# Element data from apps and pages
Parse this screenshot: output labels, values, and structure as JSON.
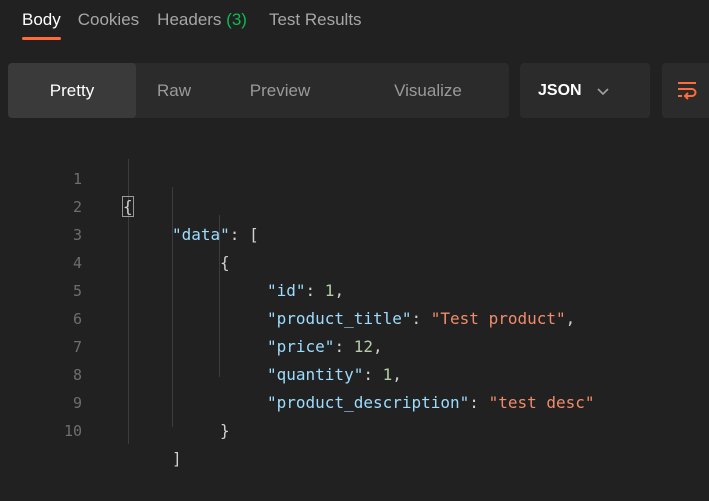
{
  "tabs": {
    "body": "Body",
    "cookies": "Cookies",
    "headers_label": "Headers",
    "headers_count": "(3)",
    "test_results": "Test Results"
  },
  "view_modes": {
    "pretty": "Pretty",
    "raw": "Raw",
    "preview": "Preview",
    "visualize": "Visualize"
  },
  "format": {
    "selected": "JSON"
  },
  "icons": {
    "format_dropdown": "chevron-down-icon",
    "wrap": "wrap-lines-icon"
  },
  "colors": {
    "active_tab_indicator": "#ff6c37",
    "headers_count": "#0cbb52",
    "json_key": "#9cdcfe",
    "json_string": "#f28b6b",
    "json_number": "#b5cea8"
  },
  "editor": {
    "line_numbers": [
      "1",
      "2",
      "3",
      "4",
      "5",
      "6",
      "7",
      "8",
      "9",
      "10"
    ],
    "lines": {
      "l1": "{",
      "l2_key": "\"data\"",
      "l2_rest": ": [",
      "l3": "{",
      "l4_key": "\"id\"",
      "l4_sep": ": ",
      "l4_val": "1",
      "l4_end": ",",
      "l5_key": "\"product_title\"",
      "l5_sep": ": ",
      "l5_val": "\"Test product\"",
      "l5_end": ",",
      "l6_key": "\"price\"",
      "l6_sep": ": ",
      "l6_val": "12",
      "l6_end": ",",
      "l7_key": "\"quantity\"",
      "l7_sep": ": ",
      "l7_val": "1",
      "l7_end": ",",
      "l8_key": "\"product_description\"",
      "l8_sep": ": ",
      "l8_val": "\"test desc\"",
      "l9": "}",
      "l10": "]"
    }
  }
}
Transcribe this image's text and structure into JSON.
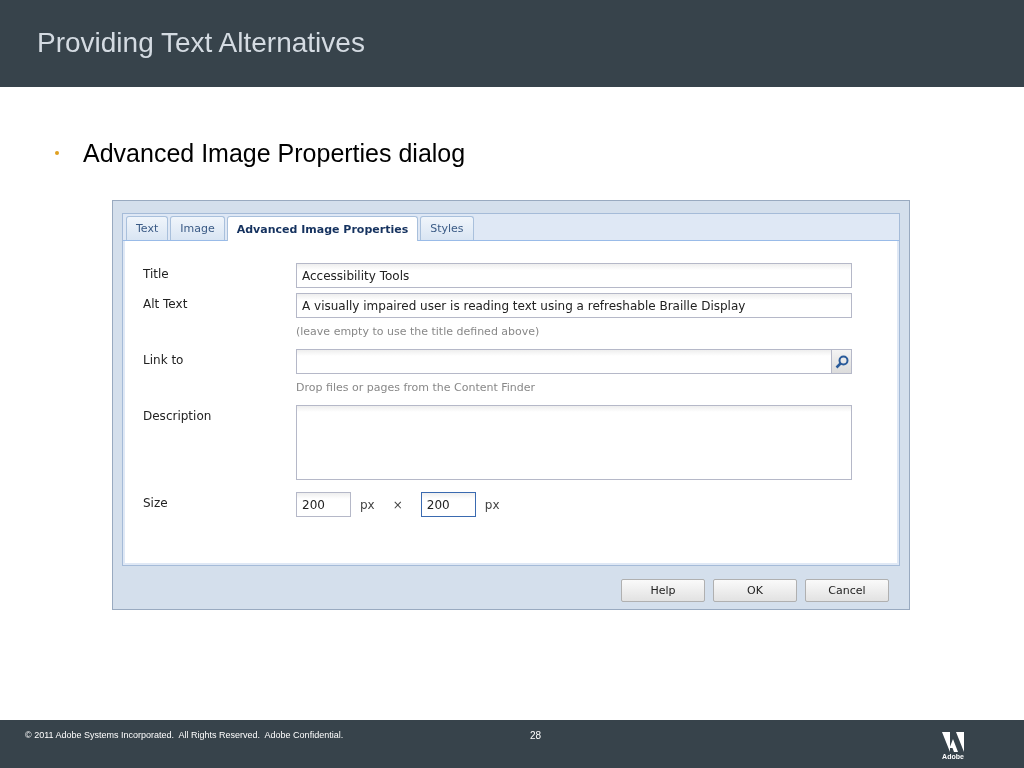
{
  "slide_title": "Providing Text Alternatives",
  "bullets": [
    "Advanced Image Properties dialog"
  ],
  "dialog": {
    "tabs": [
      {
        "label": "Text",
        "selected": false
      },
      {
        "label": "Image",
        "selected": false
      },
      {
        "label": "Advanced Image Properties",
        "selected": true
      },
      {
        "label": "Styles",
        "selected": false
      }
    ],
    "fields": [
      {
        "kind": "text",
        "label": "Title",
        "value": "Accessibility Tools"
      },
      {
        "kind": "text",
        "label": "Alt Text",
        "value": "A visually impaired user is reading text using a refreshable Braille Display",
        "hint": "(leave empty to use the title defined above)"
      },
      {
        "kind": "search",
        "label": "Link to",
        "hint": "Drop files or pages from the Content Finder"
      },
      {
        "kind": "textarea",
        "label": "Description"
      },
      {
        "kind": "size",
        "label": "Size",
        "inputs": [
          {
            "value": "200",
            "unit": "px",
            "focused": false
          },
          {
            "value": "200",
            "unit": "px",
            "focused": true
          }
        ],
        "separator": "×"
      }
    ],
    "buttons": [
      "Help",
      "OK",
      "Cancel"
    ]
  },
  "footer": {
    "copyright": "© 2011 Adobe Systems Incorporated.  All Rights Reserved.  Adobe Confidential.",
    "page": "28",
    "logo_text": "Adobe"
  }
}
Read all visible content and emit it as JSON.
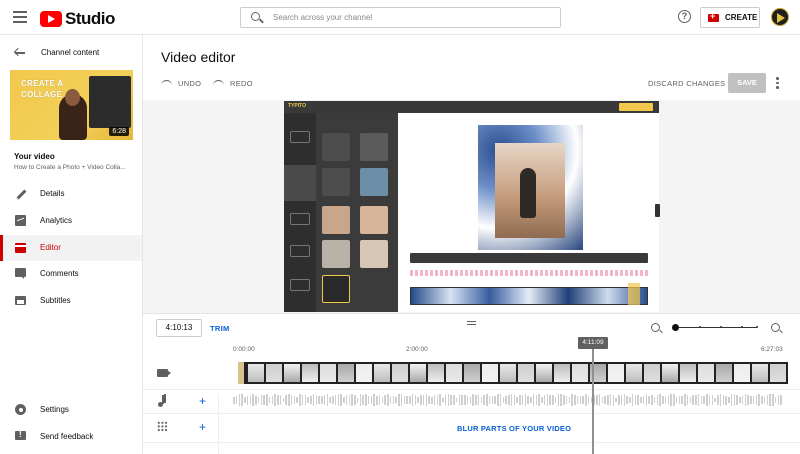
{
  "header": {
    "app_name": "Studio",
    "search_placeholder": "Search across your channel",
    "create_label": "CREATE"
  },
  "sidebar": {
    "back_label": "Channel content",
    "thumbnail": {
      "overlay_text_line1": "CREATE A",
      "overlay_text_line2": "COLLAGE",
      "duration": "6:28"
    },
    "your_video_label": "Your video",
    "video_title": "How to Create a Photo + Video Colla...",
    "items": [
      {
        "label": "Details",
        "icon": "pencil-icon",
        "active": false
      },
      {
        "label": "Analytics",
        "icon": "analytics-icon",
        "active": false
      },
      {
        "label": "Editor",
        "icon": "editor-clapper-icon",
        "active": true
      },
      {
        "label": "Comments",
        "icon": "comments-icon",
        "active": false
      },
      {
        "label": "Subtitles",
        "icon": "subtitles-icon",
        "active": false
      }
    ],
    "bottom_items": [
      {
        "label": "Settings",
        "icon": "gear-icon"
      },
      {
        "label": "Send feedback",
        "icon": "feedback-icon"
      }
    ]
  },
  "editor": {
    "title": "Video editor",
    "undo_label": "UNDO",
    "redo_label": "REDO",
    "discard_label": "DISCARD CHANGES",
    "save_label": "SAVE",
    "preview_app_logo": "TYPITO"
  },
  "timeline": {
    "current_time": "4:10:13",
    "trim_label": "TRIM",
    "ruler": [
      "0:00:00",
      "2:00:00",
      "6:27:03"
    ],
    "playhead_time": "4:11:09",
    "blur_label": "BLUR PARTS OF YOUR VIDEO",
    "add_icon": "+"
  },
  "colors": {
    "accent": "#065fd4",
    "brand_red": "#ff0000",
    "active_red": "#cc0000",
    "save_disabled": "#c0c0c0"
  }
}
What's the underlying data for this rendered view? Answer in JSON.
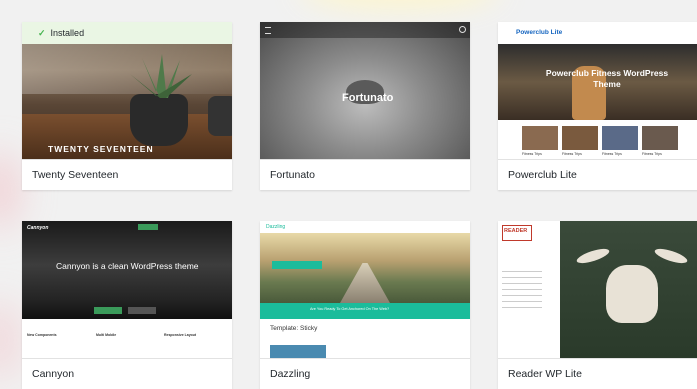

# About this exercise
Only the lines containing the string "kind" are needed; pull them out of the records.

# Reply
        "kind": "text",
        "kind": "text",
        "kind": "search",
        "kind": "textarea",
        "kind": "size",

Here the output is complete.